Friday, August 21, 2009
Raleigh One Way
Ever since Mr. Zvirman ran over my cyclocross bike I have been riding a 20 year old woman's Cannondale hybrid that had been in storage. The Cannondale was a little too small. It was aluminum with an aluminum fork. This was state of the art in the late 80's when my wife bought the bike. Today it got me to work, but was heavy and a bit unforgiving when you hit Pittsburgh's abundant bad pavement. The Motobecane cyclocross also was aluminum, but it was a good fit, fairly light and had a carbon fork to smooth out the aluminum ride a bit. On the other hand I am quite spoiled by my carbon fiber road bike that I ride on the weekends and on longer rides.
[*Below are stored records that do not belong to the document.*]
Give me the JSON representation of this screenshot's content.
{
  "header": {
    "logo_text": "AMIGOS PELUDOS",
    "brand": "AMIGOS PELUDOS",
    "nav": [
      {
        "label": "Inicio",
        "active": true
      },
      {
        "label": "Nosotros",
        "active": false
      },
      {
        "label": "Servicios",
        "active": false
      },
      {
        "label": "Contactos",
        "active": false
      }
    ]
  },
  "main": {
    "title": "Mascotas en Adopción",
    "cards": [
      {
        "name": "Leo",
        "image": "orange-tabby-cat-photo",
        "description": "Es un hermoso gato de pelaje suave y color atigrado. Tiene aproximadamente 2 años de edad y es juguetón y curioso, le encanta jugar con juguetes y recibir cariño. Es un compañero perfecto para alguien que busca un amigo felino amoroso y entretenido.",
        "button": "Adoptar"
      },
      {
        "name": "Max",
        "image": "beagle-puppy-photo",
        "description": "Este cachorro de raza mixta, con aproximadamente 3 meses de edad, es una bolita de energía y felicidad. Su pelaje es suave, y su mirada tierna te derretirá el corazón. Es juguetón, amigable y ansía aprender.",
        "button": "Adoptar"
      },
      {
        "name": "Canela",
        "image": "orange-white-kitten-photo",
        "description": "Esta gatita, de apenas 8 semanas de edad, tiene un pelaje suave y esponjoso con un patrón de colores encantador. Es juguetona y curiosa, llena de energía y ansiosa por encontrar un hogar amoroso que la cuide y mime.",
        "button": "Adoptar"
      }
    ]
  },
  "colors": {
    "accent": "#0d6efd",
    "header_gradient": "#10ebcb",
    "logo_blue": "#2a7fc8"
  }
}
As unreasonable as Mr. Zvirman had been the day of the altercation, his insurance company Merchant's was professional and reasonable to deal with. We agreed upon on equitable amount to reimburse me for the destroyed Motobecane, and I was allowed to keep it's remains. There is just about enough money to buy a commuter bike and a frame and other parts necessary to build a new road bike using what is still functional from the Motobecane.
I decided to go in a new direction for the commuter bike. Instead of simply taking all of the money and getting a new cyclocross I decided to get a true commuter. The bike I chose is a Raleigh One Way. It's a very retro all steel single speed bike. Throw back features include a leather Brooks seat and handle bar tape, nice detail work on the frame, fenders, a shiny bell and pump and oversized bullet proof tires. All for a fairly reasonable price of slightly over $600. The Raleigh name is nostalgic to me. I had a 5 speed Raleigh folding bike in high school and college back in the 70's. It was a heavy beast, but cool. The One Way is neither heavy nor light. The lack of any components saves weight on what would be a heavy bike if geared. I would estimate it to be about 2 pounds heavier than the pre-Zvirman cyclocross. Gearing on the bike is 16/42. On the flats it's not as fast as the cyclocross or road bike, but it's not painfully slow like a single speed 29er I used to have. The commute to work takes about the same time as it did before, but I just can't reach as high a top speed on the Jail Trail. So far I haven't put a bike computer on the One Way and don't think I will as it seems to be bad karma for this retro machine.
The steel frame and fork are a pleasure. Instead of getting a jarring vibration transmitting through my body as I hit a pothole, the steel frame deadens the paved imperfections. It's not as supple as carbon, but the ride is just perfect for commutes through Pittsburgh's miserable streets. The other issue that I was wondering about is climbing in a single speed. My ride home takes me from the city's lowest point downtown to my home at one of the highest elevations in the East End. I ride from the Jail Trail through the Panther Hollow Trail and either up through Boundary Street to 5th Ave or through the CMU cut through to Flagstaff and the Golf Course. The gearing of the bike makes the climb manageable. I'm not so sure I would want to take it up Greenleaf or Sycamore, but that's not really why I have this bike. For long distance and climbing I have the road bike. The only problem so far with the bike is a defect on one of the water bottle brazeons. I can't get the screw out to mount a bottle cage. I'm sure the dealer will be able to take care of this.
The second phoenix of the Zvirman incident is still being built up. I bought a used carbon Orbea frame on Ebay at a nice price, and also picked up some Ultegra brakes and a carbon seat post. Either from the Motobecane or from my parts bin I had almost all of the rest of the components I needed. I did need to buy new wheels and pedals. The bike will be ready to go for the Sunday ride next week. I'll report back then.